The answer is that gives a result less than when divided by .
Let us look now at a word problem.
Example 3: Dividing Fractions in a Word Problem
James cuts melons into portions, each of which is of the melon. How many portions does he get?
Answer
In this problem, we are told that David cuts melons into portions that are each of the melon. We want to answer the question βhow many portions of size of a melon are there in melons?β The answer is the number of pieces, and it is given by dividing by . Before carrying out the division, we need to write as a fraction. Since 1 is two halves, we find that .
Hence,
Recall that dividing by a fraction is equivalent to multiplying by its multiplicative inverse or reciprocal, so
We find that David cut 4 portions of melon. We can check our answer by checking that 4 portions of size of a melon give melons:
We are going to look at some examples involving mixed numbers. Remember that mixed numbers are just a particular way of writing socalled improper fractions, that is, fractions that have a numerator greater than the denominator. In this case, the part we are considering is bigger than the whole. This can be envisioned, for instance, with two cakes that have been cut into 8 equal pieces each, and there are 11 pieces left. The fraction of cake that is left is , or one full cake plus three pieces (eighths), written as .
Let us look at some examples of dividing mixed numbers.
Example 4: Dividing Mixed Numbers
Find given that and .
Answer
We need to compute . For this, we are going to write the mixed numbers as improper fractions. We find that and . Hence,
Recall that dividing by a fraction is equivalent to multiplying by its multiplicative inverse or reciprocal, so
This fraction cannot be simplified, so this is our answer.
Example 5: Dividing Two Mixed Numbers
Which of the following division expressions has a quotient of ?
Answer
We want to find which of the given five divisions gives . We could of course compute all of them and see which of the results is . We can also think that is slightly larger than 1.
Therefore, we are looking for a division where the dividend is slightly larger than the divisor. Let us go now through the five divisions and see if we can already exclude some of them:
 can be approximated to , giving a result greater than 2, so it can be excluded.
 can be approximated to , giving a result greater than 2, so it can be excluded.
 can be approximated to , giving a result smaller than 1, so it can be excluded.
 can be approximated to , giving a result slightly greater than 1, so it must be kept as an option.
 can be approximated to , giving a result greater than 4, so it can be excluded.
We are left with only one option, . Let us check that the result of this division is indeed . To carry out the division, we first need to write the mixed numbers as improper fractions.

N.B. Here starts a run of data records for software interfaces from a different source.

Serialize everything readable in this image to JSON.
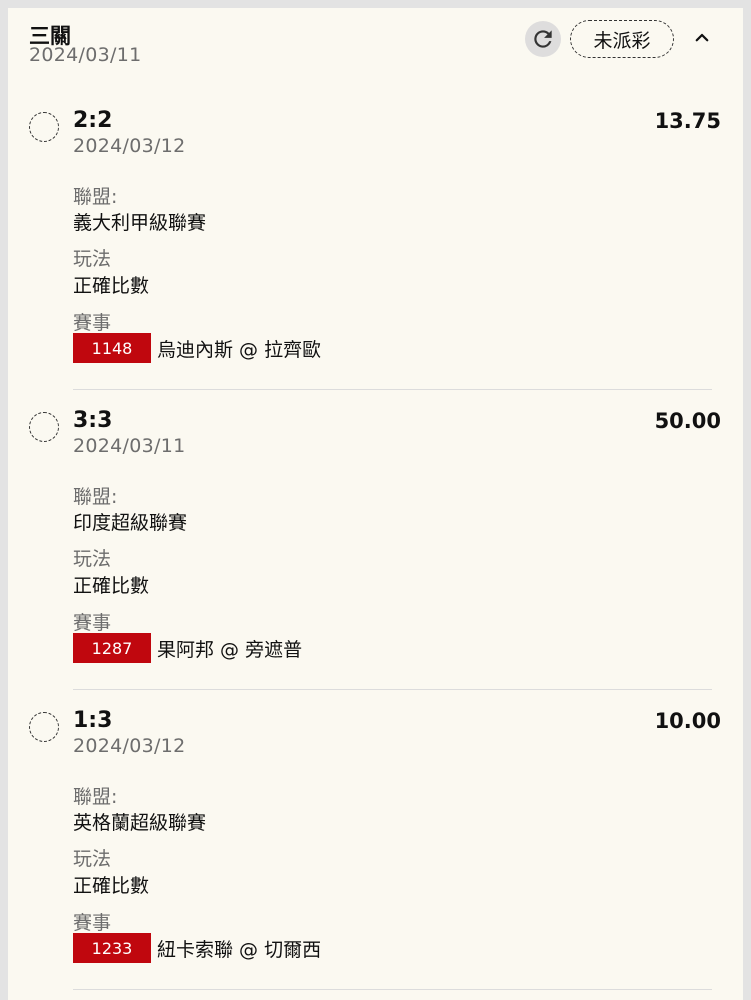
{
  "header": {
    "title": "三關",
    "date": "2024/03/11",
    "status": "未派彩",
    "refresh_icon": "refresh-icon",
    "collapse_icon": "chevron-up-icon"
  },
  "labels": {
    "league": "聯盟:",
    "play": "玩法",
    "match": "賽事"
  },
  "legs": [
    {
      "score": "2:2",
      "odds": "13.75",
      "date": "2024/03/12",
      "league": "義大利甲級聯賽",
      "play": "正確比數",
      "match_no": "1148",
      "teams": "烏迪內斯 @ 拉齊歐"
    },
    {
      "score": "3:3",
      "odds": "50.00",
      "date": "2024/03/11",
      "league": "印度超級聯賽",
      "play": "正確比數",
      "match_no": "1287",
      "teams": "果阿邦 @ 旁遮普"
    },
    {
      "score": "1:3",
      "odds": "10.00",
      "date": "2024/03/12",
      "league": "英格蘭超級聯賽",
      "play": "正確比數",
      "match_no": "1233",
      "teams": "紐卡索聯 @ 切爾西"
    }
  ],
  "colors": {
    "badge": "#c0070e",
    "card_bg": "#fbf9f1",
    "muted_text": "#6d6d6d"
  }
}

We find that and
Hence, and we know that dividing by a fraction is equivalent to multiplying by its multiplicative inverse or reciprocal, so
Since , we can simplify the expression on the righthand side by 7, and we get

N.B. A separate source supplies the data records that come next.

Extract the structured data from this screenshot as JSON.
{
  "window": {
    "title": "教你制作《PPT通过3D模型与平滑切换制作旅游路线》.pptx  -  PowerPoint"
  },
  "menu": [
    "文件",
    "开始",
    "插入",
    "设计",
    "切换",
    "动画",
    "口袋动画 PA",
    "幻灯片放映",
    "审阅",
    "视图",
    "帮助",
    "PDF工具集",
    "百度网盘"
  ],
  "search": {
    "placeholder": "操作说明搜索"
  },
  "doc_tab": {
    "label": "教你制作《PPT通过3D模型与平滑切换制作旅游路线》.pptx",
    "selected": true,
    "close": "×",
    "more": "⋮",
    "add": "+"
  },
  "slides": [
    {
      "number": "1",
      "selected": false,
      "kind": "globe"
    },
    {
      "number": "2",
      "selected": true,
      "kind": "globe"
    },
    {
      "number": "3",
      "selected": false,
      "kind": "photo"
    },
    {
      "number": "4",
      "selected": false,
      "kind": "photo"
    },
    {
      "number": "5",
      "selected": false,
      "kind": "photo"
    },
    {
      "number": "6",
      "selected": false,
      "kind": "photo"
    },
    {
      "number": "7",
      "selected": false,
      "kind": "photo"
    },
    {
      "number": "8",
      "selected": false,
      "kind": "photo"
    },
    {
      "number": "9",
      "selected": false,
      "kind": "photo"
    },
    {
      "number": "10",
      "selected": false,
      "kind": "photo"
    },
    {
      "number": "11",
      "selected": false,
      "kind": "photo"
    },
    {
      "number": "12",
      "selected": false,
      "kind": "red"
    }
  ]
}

Hence, the answer is that the division has a quotient of .
Example 6: Consecutive Divisions by a Fraction and a Mixed Number
Calculate . Give your answer in its simplest form.

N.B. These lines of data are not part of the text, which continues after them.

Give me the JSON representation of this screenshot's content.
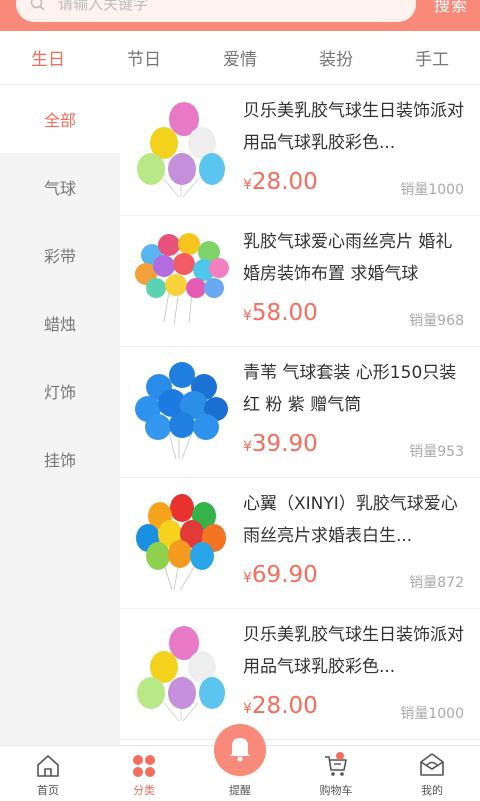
{
  "search": {
    "placeholder": "请输入关键字",
    "button": "搜索"
  },
  "tabs": [
    "生日",
    "节日",
    "爱情",
    "装扮",
    "手工"
  ],
  "sidebar": [
    "全部",
    "气球",
    "彩带",
    "蜡烛",
    "灯饰",
    "挂饰"
  ],
  "products": [
    {
      "title": "贝乐美乳胶气球生日装饰派对用品气球乳胶彩色...",
      "currency": "¥",
      "price": "28.00",
      "sales": "销量1000",
      "thumb": "pastel-balloons"
    },
    {
      "title": "乳胶气球爱心雨丝亮片 婚礼婚房装饰布置 求婚气球",
      "currency": "¥",
      "price": "58.00",
      "sales": "销量968",
      "thumb": "heart-balloons"
    },
    {
      "title": "青苇 气球套装 心形150只装 红 粉 紫 赠气筒",
      "currency": "¥",
      "price": "39.90",
      "sales": "销量953",
      "thumb": "blue-balloons"
    },
    {
      "title": "心翼（XINYI）乳胶气球爱心雨丝亮片求婚表白生...",
      "currency": "¥",
      "price": "69.90",
      "sales": "销量872",
      "thumb": "colorful-balloons"
    },
    {
      "title": "贝乐美乳胶气球生日装饰派对用品气球乳胶彩色...",
      "currency": "¥",
      "price": "28.00",
      "sales": "销量1000",
      "thumb": "pastel-balloons"
    }
  ],
  "bottom_nav": [
    "首页",
    "分类",
    "提醒",
    "购物车",
    "我的"
  ],
  "colors": {
    "accent": "#f76c5a",
    "header": "#f98978"
  }
}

Answer
Convert the mixed numbers to improper fractions. Then divide. Perform the division inside the brackets first.
Remember that dividing by a fraction is the same as multiplying by the reciprocal of the fraction.
Key Points
 Dividing by a fraction is equivalent to multiplying by its multiplicative inverse or reciprocal. Hence, when a fraction is divided by another fraction, we can write

This rule can be proven algebraically.
 First, we write our division in the form of a fraction:
 Then, we multiply both the numerator and the denominator by the multiplicative inverse of the divisor, that is, by :
 The denominator is by definition equal to 1. So,
 As with multiplications, the sign of a quotient depends on the signs of the dividend and divisor.
If the dividend and divisor are of the same sign, then the quotient is positive.
If the dividend and divisor are of opposite signs, then the quotient is negative.